“Ford believes in the city of Detroit and its peoples’ future as a global hub for modern mobility,” Ford’s Corktown spokeswoman Christina Twelftree said. “Michigan is the automotive R&D capital of the world and Detroit is uniquely positioned to leapfrog other urban cores to explore the role transportation can play in revitalizing cities.”

Already there's a staff of 250 Ford Autonomous Vehicle LLC employees working in the neighborhood. A fleet of self-driving Ford Fusion Hybrids being tested with partner Argo AI is a common sight in the Motor City. 

The global automotive industry has multiple cities wanting to stake the claim that they are the center for future automotive technologies. Because Detroit is "working from a position of history and a position of strength with regards to the ecosystem, it’s a great place for the center to develop,” Stevens said. 

“We are very quickly becoming not only an automotive center, but an absolute global leader for the development of this next-generation mobility technology.”

GM’s Detroit-Hamtramck plant is yet another example of the city capitalizing on what it knows how to do best: build vehicles.

The automaker decided in November 2018 that Detroit-Hamtramck wouldn’t get another product after it stopped production of the Chevrolet Impala and Cadillac CT6. But in its new labor contract with the United Auto Workers, GM pledged to invest $3 billion in the plant to build electric trucks and vans. That commitment will come with 2,225 new jobs.

Details of what the vehicles will be and when production would start have not been released. Production of the Impala and CT6 have been extended to the end of February, beyond the previous January production end date, because of the six-week UAW national strike against GM.

“We think this is a good investment. It positions us well to lead in battery-electric trucks as well as internal combustion trucks,” GM CEO Mary Barra said on the company’s third-quarter earnings call.

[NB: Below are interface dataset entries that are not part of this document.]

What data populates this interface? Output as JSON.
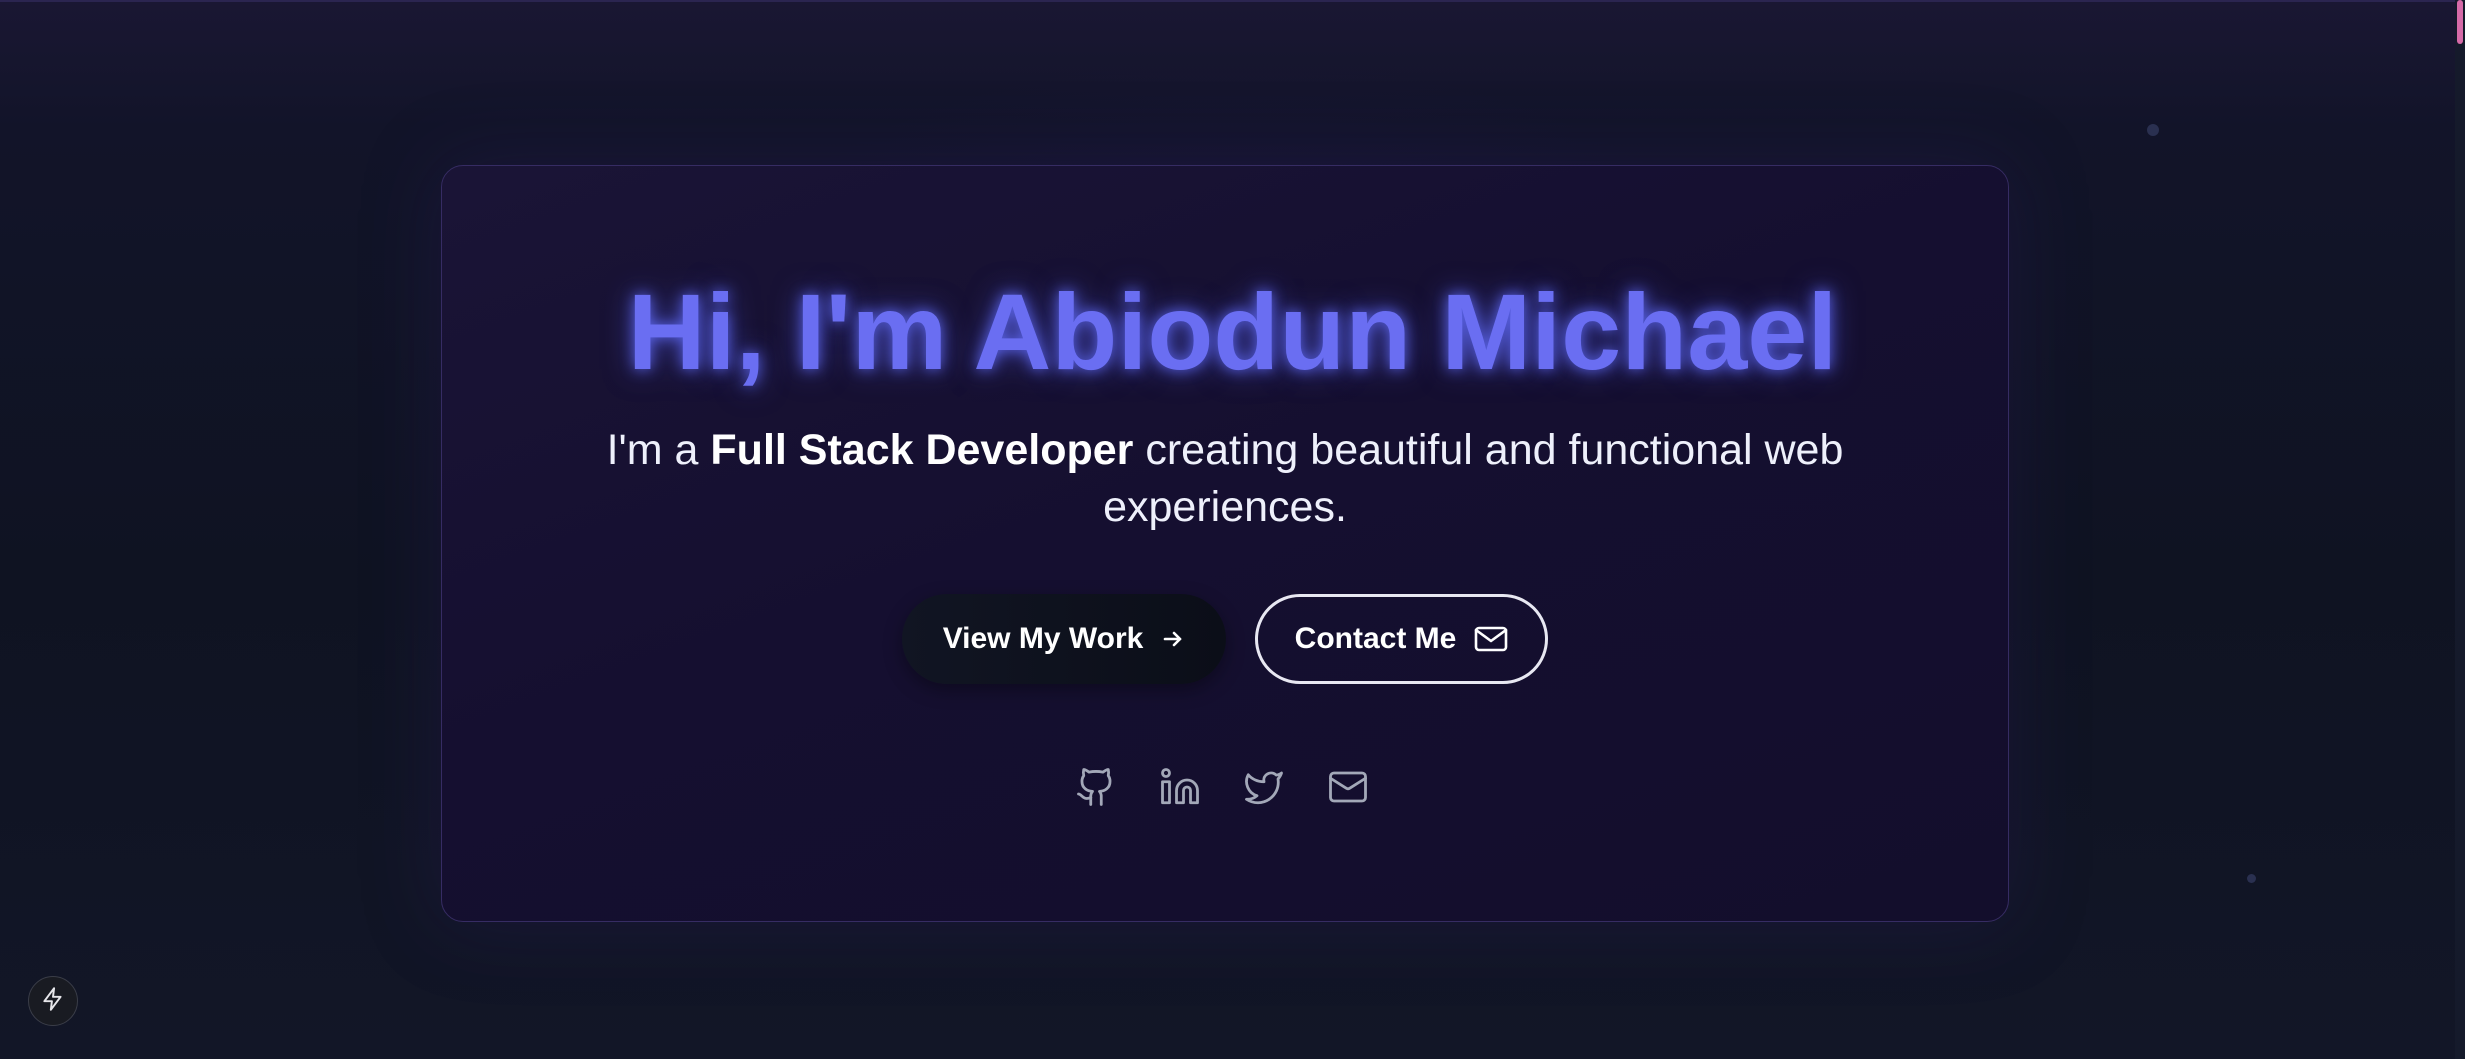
{
  "hero": {
    "title": "Hi, I'm Abiodun Michael",
    "subtitle_prefix": "I'm a ",
    "subtitle_role": "Full Stack Developer",
    "subtitle_suffix": " creating beautiful and functional web experiences."
  },
  "buttons": {
    "view_work_label": "View My Work",
    "view_work_icon": "arrow-right-icon",
    "contact_label": "Contact Me",
    "contact_icon": "mail-icon"
  },
  "socials": [
    {
      "name": "GitHub",
      "icon": "github-icon"
    },
    {
      "name": "LinkedIn",
      "icon": "linkedin-icon"
    },
    {
      "name": "Twitter",
      "icon": "twitter-icon"
    },
    {
      "name": "Email",
      "icon": "mail-icon"
    }
  ],
  "floating_button": {
    "icon": "lightning-bolt-icon"
  },
  "colors": {
    "background": "#0f1322",
    "card": "#150f30",
    "title": "#6a6ef2",
    "scroll_thumb": "#d66aa8"
  }
}
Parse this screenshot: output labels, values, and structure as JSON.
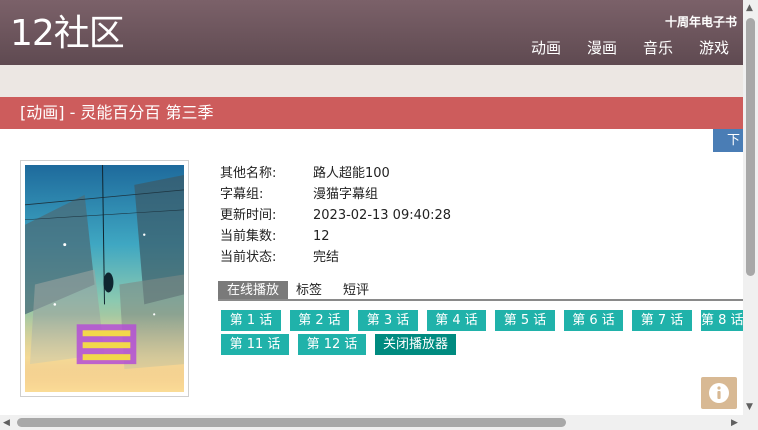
{
  "header": {
    "logo": "12社区",
    "ebook_link": "十周年电子书",
    "nav": [
      "动画",
      "漫画",
      "音乐",
      "游戏"
    ]
  },
  "title_bar": "[动画] - 灵能百分百 第三季",
  "download_button": "下",
  "info": [
    {
      "key": "其他名称:",
      "value": "路人超能100"
    },
    {
      "key": "字幕组:",
      "value": "漫猫字幕组"
    },
    {
      "key": "更新时间:",
      "value": "2023-02-13 09:40:28"
    },
    {
      "key": "当前集数:",
      "value": "12"
    },
    {
      "key": "当前状态:",
      "value": "完结"
    }
  ],
  "tabs": [
    "在线播放",
    "标签",
    "短评"
  ],
  "episodes": [
    "第 1 话",
    "第 2 话",
    "第 3 话",
    "第 4 话",
    "第 5 话",
    "第 6 话",
    "第 7 话",
    "第 8 话",
    "第 11 话",
    "第 12 话"
  ],
  "close_player": "关闭播放器",
  "colors": {
    "header": "#6b545b",
    "title_bar": "#cd5c5c",
    "episode_button": "#20b2aa",
    "close_button": "#008b80",
    "download_button": "#4a7db5"
  }
}
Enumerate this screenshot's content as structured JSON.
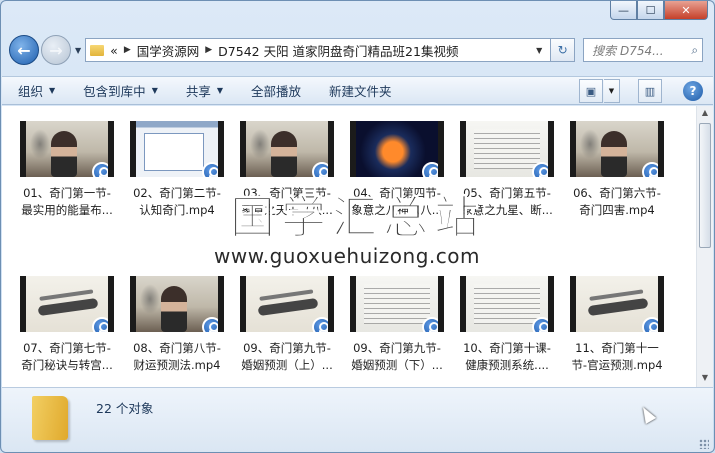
{
  "window": {
    "caption": {
      "minimize": "—",
      "maximize": "☐",
      "close": "✕"
    }
  },
  "navbar": {
    "back_icon": "arrow-left",
    "forward_icon": "arrow-right",
    "breadcrumb_lead": "«",
    "breadcrumbs": [
      "国学资源网",
      "D7542 天阳 道家阴盘奇门精品班21集视频"
    ],
    "refresh_icon": "↻",
    "search_placeholder": "搜索 D754..."
  },
  "cmdbar": {
    "items": [
      {
        "label": "组织",
        "dropdown": true
      },
      {
        "label": "包含到库中",
        "dropdown": true
      },
      {
        "label": "共享",
        "dropdown": true
      },
      {
        "label": "全部播放",
        "dropdown": false
      },
      {
        "label": "新建文件夹",
        "dropdown": false
      }
    ],
    "help": "?"
  },
  "files": [
    {
      "line1": "01、奇门第一节-",
      "line2": "最实用的能量布...",
      "thumb": "teacher"
    },
    {
      "line1": "02、奇门第二节-",
      "line2": "认知奇门.mp4",
      "thumb": "screen"
    },
    {
      "line1": "03、奇门第三节-",
      "line2": "象意之天干（八...",
      "thumb": "teacher"
    },
    {
      "line1": "04、奇门第四节-",
      "line2": "象意之八神（八...",
      "thumb": "taiji"
    },
    {
      "line1": "05、奇门第五节-",
      "line2": "象意之九星、断...",
      "thumb": "doc"
    },
    {
      "line1": "06、奇门第六节-",
      "line2": "奇门四害.mp4",
      "thumb": "teacher"
    },
    {
      "line1": "07、奇门第七节-",
      "line2": "奇门秘诀与转宫...",
      "thumb": "brush"
    },
    {
      "line1": "08、奇门第八节-",
      "line2": "财运预测法.mp4",
      "thumb": "teacher"
    },
    {
      "line1": "09、奇门第九节-",
      "line2": "婚姻预测（上）...",
      "thumb": "brush"
    },
    {
      "line1": "09、奇门第九节-",
      "line2": "婚姻预测（下）...",
      "thumb": "doc"
    },
    {
      "line1": "10、奇门第十课-",
      "line2": "健康预测系统....",
      "thumb": "doc"
    },
    {
      "line1": "11、奇门第十一",
      "line2": "节-官运预测.mp4",
      "thumb": "brush"
    }
  ],
  "watermark": {
    "cn": "国学汇总站",
    "url": "www.guoxuehuizong.com"
  },
  "details": {
    "count": "22 个对象"
  }
}
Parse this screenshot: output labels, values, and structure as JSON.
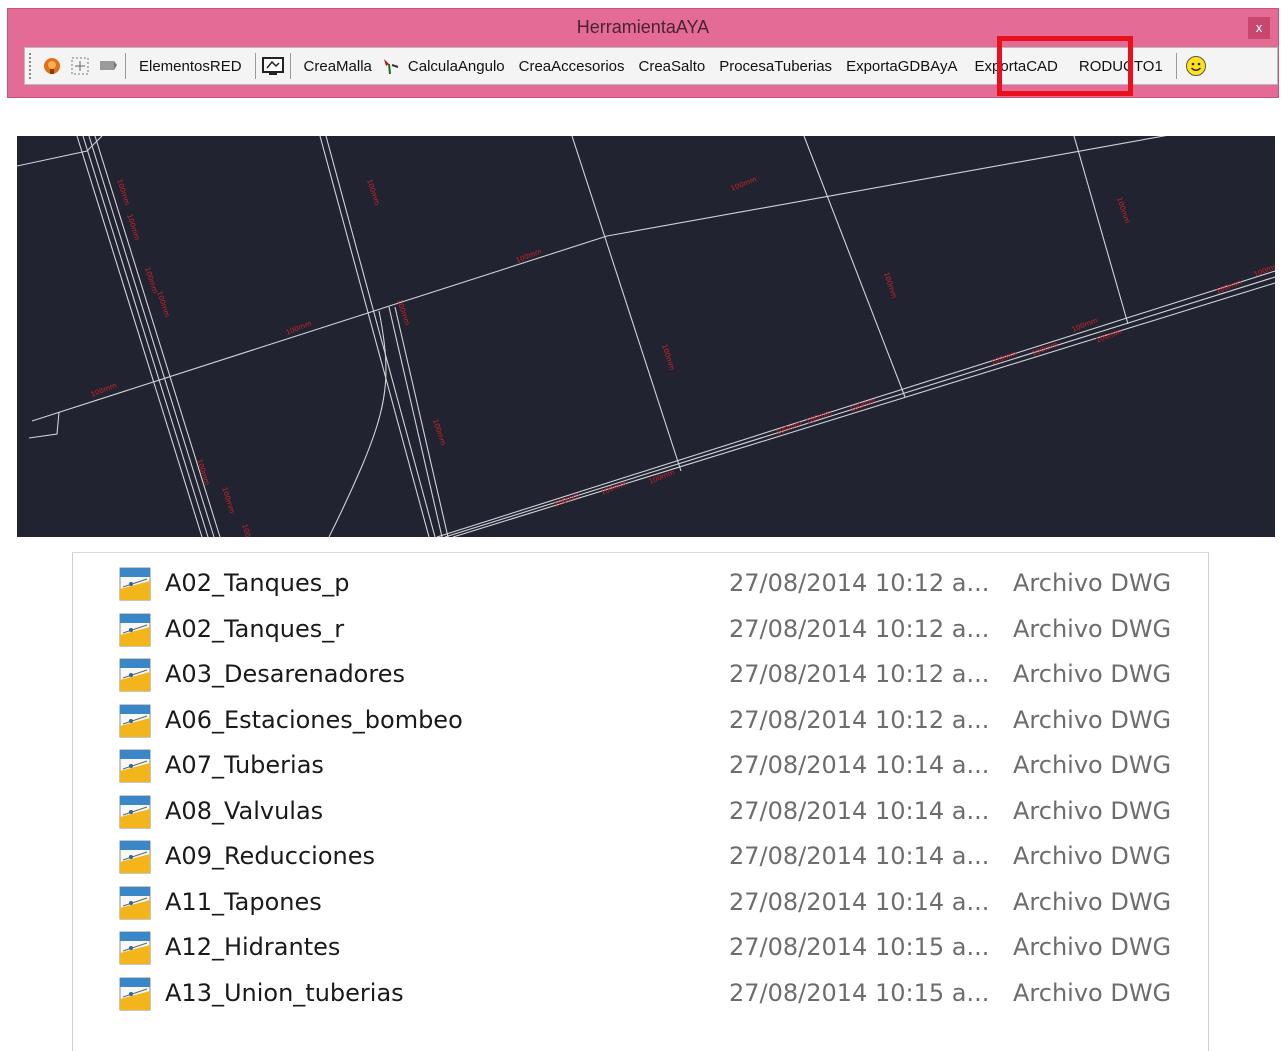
{
  "window": {
    "title": "HerramientaAYA",
    "close_label": "x"
  },
  "toolbar": {
    "items": [
      {
        "label": "ElementosRED"
      },
      {
        "label": "CreaMalla"
      },
      {
        "label": "CalculaAngulo"
      },
      {
        "label": "CreaAccesorios"
      },
      {
        "label": "CreaSalto"
      },
      {
        "label": "ProcesaTuberias"
      },
      {
        "label": "ExportaGDBAyA"
      },
      {
        "label": "ExportaCAD"
      },
      {
        "label": "RODUCTO1"
      }
    ],
    "highlighted": "ExportaCAD",
    "icons": [
      "orange-tool-icon",
      "select-grid-icon",
      "flag-icon",
      "layer-monitor-icon",
      "valve-arrow-icon",
      "smiley-icon"
    ]
  },
  "cad": {
    "labels": [
      "100mm",
      "100mm",
      "100mm",
      "100mm",
      "100mm",
      "100mm",
      "100mm",
      "100mm",
      "100mm",
      "100mm",
      "100mm",
      "100mm",
      "100mm",
      "100mm",
      "100mm",
      "100mm",
      "100mm",
      "100mm",
      "100mm",
      "100mm",
      "100mm",
      "100mm",
      "100mm",
      "100mm",
      "100mm",
      "100mm",
      "100mm",
      "100mm",
      "100mm"
    ]
  },
  "files": [
    {
      "name": "A02_Tanques_p",
      "date": "27/08/2014 10:12 a...",
      "type": "Archivo DWG"
    },
    {
      "name": "A02_Tanques_r",
      "date": "27/08/2014 10:12 a...",
      "type": "Archivo DWG"
    },
    {
      "name": "A03_Desarenadores",
      "date": "27/08/2014 10:12 a...",
      "type": "Archivo DWG"
    },
    {
      "name": "A06_Estaciones_bombeo",
      "date": "27/08/2014 10:12 a...",
      "type": "Archivo DWG"
    },
    {
      "name": "A07_Tuberias",
      "date": "27/08/2014 10:14 a...",
      "type": "Archivo DWG"
    },
    {
      "name": "A08_Valvulas",
      "date": "27/08/2014 10:14 a...",
      "type": "Archivo DWG"
    },
    {
      "name": "A09_Reducciones",
      "date": "27/08/2014 10:14 a...",
      "type": "Archivo DWG"
    },
    {
      "name": "A11_Tapones",
      "date": "27/08/2014 10:14 a...",
      "type": "Archivo DWG"
    },
    {
      "name": "A12_Hidrantes",
      "date": "27/08/2014 10:15 a...",
      "type": "Archivo DWG"
    },
    {
      "name": "A13_Union_tuberias",
      "date": "27/08/2014 10:15 a...",
      "type": "Archivo DWG"
    }
  ],
  "colors": {
    "titlebar": "#e36b96",
    "highlight": "#e8101c",
    "cad_background": "#212430",
    "cad_lines": "#cfd3d8",
    "cad_labels": "#d4202a"
  }
}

The decision to make the Detroit-Hamtramck plant the center of electric vehicles makes sense logistically, given the proximity to GM's Warren Tech Center and suppliers. The Detroit-Hamtramck workforce has built an electric vehicle before, the discontinued Chevrolet Volt hybrid.

Fiat Chrysler decided its best bet for the future was to invest in Detroit. The automaker is transforming its Mack Avenue plant to build a yet-unnamed three-row, full-size Jeep SUV and next-generation Grand Cherokee. The plant will first build vehicles with traditional internal combustion engines; eventually it will build electrified versions of the models. 

The transformation is expected to take 16 months, with production expected to begin at the end of 2020. The company expects to add 3,850 new jobs at the Mack plant. Fiat Chrysler's Jefferson North plant will also be retooled to build the internal combustion and electrified next-generation Jeep Grand Cherokee along with the Dodge Durango. The plant will get an additional 1,100 jobs.

"Building a new assembly site in Detroit was an obvious choice for us for a number of reasons," said Mark Stewart, chief operating officer for Fiat Chrysler North America. "First, we’ve been building cars on Jefferson Avenue for more than 100 years. Second, we’re repurposing a facility that has been idle since 2012. And it’s in close proximity to Jefferson North, which gives us maximum flexibility. Finally, but most importantly, Detroit is our home."

California-based Edmunds analyst Jessica Caldwell said it's logical for Detroit to see these investments because of the existing infrastructure, workforce and having the Detroit Three headquartered here.

“The thoughts around Detroit have changed,” she said. “We saw it once as a downtrodden place that once was the center for innovation … it has swung back. Going to Detroit is much different than it was 10 years ago. It looks like a different place.”

Twitter: @bykaleahall